When one realizes the sociological purpose behind Steele Mackaye's "Paul Kauvar; or, Anarchy," it is interesting to note how inefficient the old form of drama was to carry anything more than the formal romantic fervour. Compared with John Galsworthy's treatment in "Strife" and "Justice," it makes one glad that realism came and washed away all the obscuring claptrap of that period. Daly, Boucicault, and their generation were held firmly in its grip; they could not get away from it, and they were justified in their loyalty to it by the insistent claim "The Two Orphans" and "The Lady of Lyons" had upon the public. All the more credit, therefore, that Bronson Howard, David Belasco, and James A. Herne escaped it; had the latter completely freed himself of melodrama, his plays would be better known to-day, better capable of revival, because of the true greatness of their simple realistic patches.
But where Mackaye vitalized the old style was in the vigour of his treatment. He loved the large scene, the mob movement; and he worked with a big brush. As Nym Crinkle, the popular New York World dramatic critic of the day, wrote: "Whatever else he may be, [he] is not a 'lisping hawthorne bud'! He doesn't embroider such napkins as the 'Abbé Constantin', and he can't arrange such waxworks as 'Elaine'. He can't stereoscope an emotion, but he can incarnate it if you give him people enough."
Mackaye's mind was large, resourceful, daring—both in the opinions it upheld, and the practical theatrical innovations it introduced into the theatre, like the double stage for the little Madison Square playhouse, in New York, which was the precursor of such modern paraphernalia as came later with the foreign revolving stages. He always stood on the threshold of modernism, advocating those principles which were to fructify in the decades to follow him. Such pioneer spirit was evident in his ardent advocacy of Delsarte methods of acting; his own work as an actor was coloured and influenced by the master whose pupil he became in the early years of his career. When one recalls the methods of Wallack, and his shy approach toward anything which was "natural," it seems very advanced to hear Mackaye echoing the Delsarte philosophy.
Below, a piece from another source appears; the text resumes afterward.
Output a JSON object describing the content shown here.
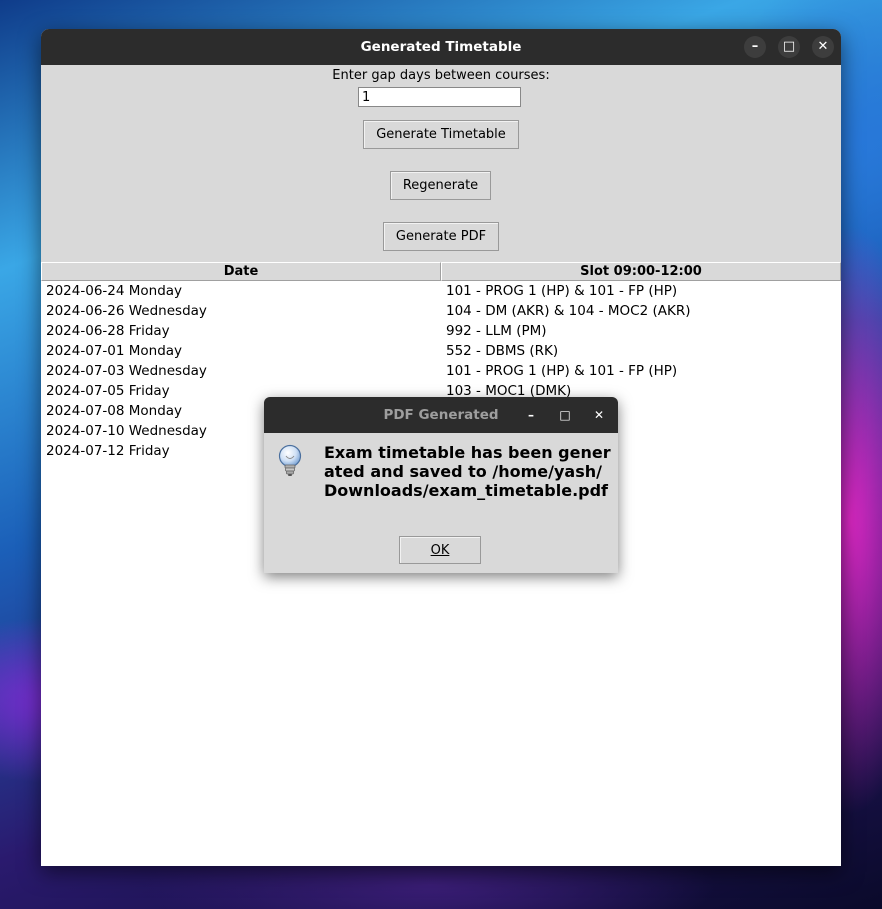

This advocacy was nowhere better demonstrated than when, at a breakfast given him at the New York Lotos Club, he talked on the rationale of art for two hours, and held spell-bound the attention of Longfellow, Bryant, Louis Agassiz, James J. Fields, E.P. Whipple, Edwin Booth and others. He once said:
A man to be a true actor must not only possess the power to portray vividly the emotions which in any given situation would be natural to himself, but he must study the character of the man whom he impersonates, and then act as that man would act in a like situation.
Mackaye's devotion to Delsarte was manifest in the many practical ways he aided his teacher; he was rewarded by being left most of his master's manuscripts. This passionate interest in the technique of acting not only enriched his own work, but, in 1872, prompted him to open a Delsarte house (the St....